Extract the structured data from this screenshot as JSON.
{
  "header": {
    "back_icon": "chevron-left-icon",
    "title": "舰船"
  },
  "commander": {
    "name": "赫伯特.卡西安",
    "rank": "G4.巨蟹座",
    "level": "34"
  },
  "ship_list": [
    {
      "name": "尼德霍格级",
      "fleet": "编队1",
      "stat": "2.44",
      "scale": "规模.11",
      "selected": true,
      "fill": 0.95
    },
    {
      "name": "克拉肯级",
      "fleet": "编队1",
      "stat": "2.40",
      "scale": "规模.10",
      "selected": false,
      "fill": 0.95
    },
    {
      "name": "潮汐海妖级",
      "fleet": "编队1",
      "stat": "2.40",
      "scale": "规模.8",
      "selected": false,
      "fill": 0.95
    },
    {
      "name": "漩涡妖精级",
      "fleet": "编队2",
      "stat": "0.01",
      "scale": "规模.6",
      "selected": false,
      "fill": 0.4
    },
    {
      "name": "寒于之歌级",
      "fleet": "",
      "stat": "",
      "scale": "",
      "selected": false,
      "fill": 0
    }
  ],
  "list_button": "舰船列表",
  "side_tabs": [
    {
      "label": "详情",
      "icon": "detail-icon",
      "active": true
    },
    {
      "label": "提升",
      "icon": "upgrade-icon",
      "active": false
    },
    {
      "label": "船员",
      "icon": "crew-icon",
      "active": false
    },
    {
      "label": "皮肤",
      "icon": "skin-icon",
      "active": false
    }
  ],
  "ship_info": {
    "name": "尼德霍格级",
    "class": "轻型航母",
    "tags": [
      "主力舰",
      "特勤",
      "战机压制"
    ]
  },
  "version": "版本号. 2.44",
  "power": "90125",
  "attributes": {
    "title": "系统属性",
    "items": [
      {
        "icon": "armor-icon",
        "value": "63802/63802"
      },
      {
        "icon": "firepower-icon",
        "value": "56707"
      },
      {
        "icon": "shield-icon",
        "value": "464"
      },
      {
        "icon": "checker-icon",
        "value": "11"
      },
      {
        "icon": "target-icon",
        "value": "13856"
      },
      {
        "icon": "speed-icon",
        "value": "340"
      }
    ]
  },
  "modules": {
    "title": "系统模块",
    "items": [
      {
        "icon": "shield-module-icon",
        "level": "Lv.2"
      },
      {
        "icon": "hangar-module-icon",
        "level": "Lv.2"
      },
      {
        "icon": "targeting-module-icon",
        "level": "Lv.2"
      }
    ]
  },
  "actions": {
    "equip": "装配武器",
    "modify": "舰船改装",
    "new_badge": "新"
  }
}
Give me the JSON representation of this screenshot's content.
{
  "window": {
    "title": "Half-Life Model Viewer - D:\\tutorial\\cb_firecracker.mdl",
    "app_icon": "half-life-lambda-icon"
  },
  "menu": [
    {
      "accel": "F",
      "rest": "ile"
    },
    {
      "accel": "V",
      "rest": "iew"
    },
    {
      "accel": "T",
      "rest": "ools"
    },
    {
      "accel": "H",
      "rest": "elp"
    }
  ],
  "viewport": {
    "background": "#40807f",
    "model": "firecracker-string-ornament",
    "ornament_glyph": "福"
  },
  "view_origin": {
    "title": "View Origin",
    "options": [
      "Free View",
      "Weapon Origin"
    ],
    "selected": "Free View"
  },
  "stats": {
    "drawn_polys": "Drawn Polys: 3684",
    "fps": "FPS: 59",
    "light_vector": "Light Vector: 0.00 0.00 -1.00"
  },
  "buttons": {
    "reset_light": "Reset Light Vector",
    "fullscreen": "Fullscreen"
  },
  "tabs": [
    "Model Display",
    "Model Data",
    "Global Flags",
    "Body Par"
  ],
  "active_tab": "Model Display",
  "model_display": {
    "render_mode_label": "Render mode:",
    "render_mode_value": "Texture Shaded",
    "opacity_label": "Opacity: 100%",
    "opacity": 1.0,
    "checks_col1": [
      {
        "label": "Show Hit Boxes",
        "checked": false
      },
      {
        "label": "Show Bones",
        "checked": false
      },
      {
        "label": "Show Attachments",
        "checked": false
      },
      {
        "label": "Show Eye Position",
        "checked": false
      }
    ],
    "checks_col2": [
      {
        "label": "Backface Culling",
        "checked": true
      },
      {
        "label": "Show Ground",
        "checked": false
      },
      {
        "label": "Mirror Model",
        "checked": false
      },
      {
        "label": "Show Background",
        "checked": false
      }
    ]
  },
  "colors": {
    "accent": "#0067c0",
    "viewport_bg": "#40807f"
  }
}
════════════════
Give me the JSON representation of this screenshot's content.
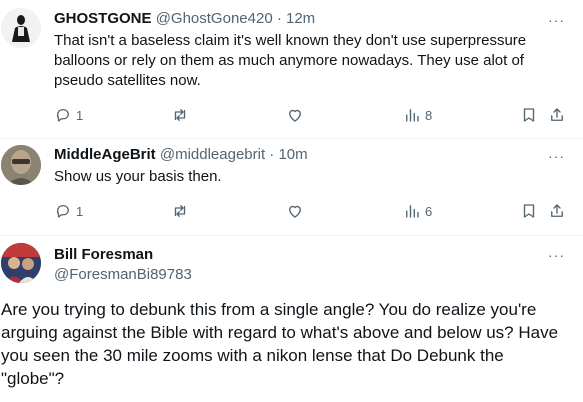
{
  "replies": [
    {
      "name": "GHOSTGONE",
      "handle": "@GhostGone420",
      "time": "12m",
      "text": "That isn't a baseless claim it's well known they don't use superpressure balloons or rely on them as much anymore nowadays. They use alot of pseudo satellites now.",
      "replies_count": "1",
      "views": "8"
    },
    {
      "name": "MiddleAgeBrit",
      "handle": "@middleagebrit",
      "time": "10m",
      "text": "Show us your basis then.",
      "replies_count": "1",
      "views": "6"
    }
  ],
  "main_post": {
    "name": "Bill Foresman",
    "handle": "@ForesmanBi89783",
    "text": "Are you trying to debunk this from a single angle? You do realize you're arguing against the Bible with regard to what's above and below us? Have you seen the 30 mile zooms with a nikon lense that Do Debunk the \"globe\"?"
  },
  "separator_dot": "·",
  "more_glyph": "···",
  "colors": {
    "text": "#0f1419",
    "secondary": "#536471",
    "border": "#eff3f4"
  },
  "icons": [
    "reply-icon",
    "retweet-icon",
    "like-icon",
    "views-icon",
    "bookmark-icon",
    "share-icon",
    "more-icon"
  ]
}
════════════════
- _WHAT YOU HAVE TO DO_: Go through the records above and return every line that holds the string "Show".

- _RESULT OF THIS TASK_:
        "label": "Show Hit Boxes",
        "label": "Show Bones",
        "label": "Show Attachments",
        "label": "Show Eye Position",
        "label": "Show Ground",
        "label": "Show Background",
      "text": "Show us your basis then.",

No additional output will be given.